Berkeley Lab Study Evaluates Potential Combined Heat and Power Penetration in California

June 2013

Part of California Governor Brown’s Clean Energy Jobs Plan is the goal of increasing combined heat and power (CHP) generation in the state by an additional 6.5 gigawatts (GW) by 2030. In 2009, the California Public Utilities Commission’s Self-Generation Incentive Program (SGIP) database identified only 0.25 GW of small scale CHP. With the financial incentives of the SGIP program expiring in early 2016, Lawrence Berkeley National Laboratory (Berkeley Lab) researchers evaluated scenarios to identify the optimal paths to meet the remaining CHP generation goal in the commercial sector.

Using the Distributed Energy Resources Customer Adoption Model (DER-CAM), a Berkeley Lab researcher team lead by scientist Michael Stadler evaluated an integrated approach that optimizes the adoption of distributed energy resources (DER). This study focused on commercial-sector CHP, especially those above a 50 to 100 kilowatt (kW) peak electricity load, and its potential contribution by 2020 and by 2030. The study looked at 147 representative sites and in particular concentrated on restaurants because they consume 25 percent of the natural gas in California. The research team conducted more than 8,000 individual optimization runs, with different assumptions for electric tariffs, natural gas costs, marginal grid carbon dioxide (CO2) emissions, nitrogen oxide treatment costs, SGIP, fuel cell lifetime, fuel-cell efficiency, PV installation costs, and payback periods.

Results from assuming an extension of the SGIP to 2020 were encouraging. The most optimistic CHP potential contribution in 2020 was found to be 2.7 GW, given a 46% average electric efficiency for fuel cells, a 10-year payback period for investments, and a focused CO2 approach by building owners.
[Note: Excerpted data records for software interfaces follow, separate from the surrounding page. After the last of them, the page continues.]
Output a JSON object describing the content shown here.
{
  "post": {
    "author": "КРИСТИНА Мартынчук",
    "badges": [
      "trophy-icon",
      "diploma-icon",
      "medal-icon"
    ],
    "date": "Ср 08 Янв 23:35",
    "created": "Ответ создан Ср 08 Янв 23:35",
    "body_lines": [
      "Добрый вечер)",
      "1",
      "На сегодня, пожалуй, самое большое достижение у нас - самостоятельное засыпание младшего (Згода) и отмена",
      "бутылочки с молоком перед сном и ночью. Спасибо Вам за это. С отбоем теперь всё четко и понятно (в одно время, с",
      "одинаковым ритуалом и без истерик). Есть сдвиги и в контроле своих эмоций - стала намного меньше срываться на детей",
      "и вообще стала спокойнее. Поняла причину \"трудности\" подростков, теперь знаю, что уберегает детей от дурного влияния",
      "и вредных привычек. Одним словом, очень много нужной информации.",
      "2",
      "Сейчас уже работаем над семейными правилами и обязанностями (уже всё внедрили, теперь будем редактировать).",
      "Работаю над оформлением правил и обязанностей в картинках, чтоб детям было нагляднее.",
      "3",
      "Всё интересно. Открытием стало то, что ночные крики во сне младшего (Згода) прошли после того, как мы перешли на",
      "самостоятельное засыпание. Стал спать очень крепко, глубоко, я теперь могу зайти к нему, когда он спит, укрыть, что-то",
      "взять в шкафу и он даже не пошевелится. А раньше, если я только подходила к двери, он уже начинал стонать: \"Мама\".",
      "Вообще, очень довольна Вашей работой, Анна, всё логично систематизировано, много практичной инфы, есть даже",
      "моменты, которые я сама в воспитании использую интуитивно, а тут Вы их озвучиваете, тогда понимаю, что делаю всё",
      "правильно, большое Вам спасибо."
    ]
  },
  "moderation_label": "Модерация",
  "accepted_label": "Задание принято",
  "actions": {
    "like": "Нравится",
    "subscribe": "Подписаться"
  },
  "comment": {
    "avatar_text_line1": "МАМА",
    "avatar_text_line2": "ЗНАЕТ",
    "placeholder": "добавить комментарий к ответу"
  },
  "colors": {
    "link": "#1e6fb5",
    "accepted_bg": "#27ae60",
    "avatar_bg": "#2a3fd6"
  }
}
Results for 2030 were more complicated, because those runs assumed that the SGIP had expired and that carbon-based utility generation sources had decreased. By 2030, the most optimistic modeling scenario showed a 2.5 GW CHP contribution, assuming a 60% electric efficiency and 20‑year lifetime for fuel cells, a 10-year payback period, and building owners implementing a CO2 minimization strategy. However, the results of CHP potential in 2030 showed a wide range, which demonstrated that the interactions between technologies, policies, and customer objectives would need to be well aligned to achieve the optimal result.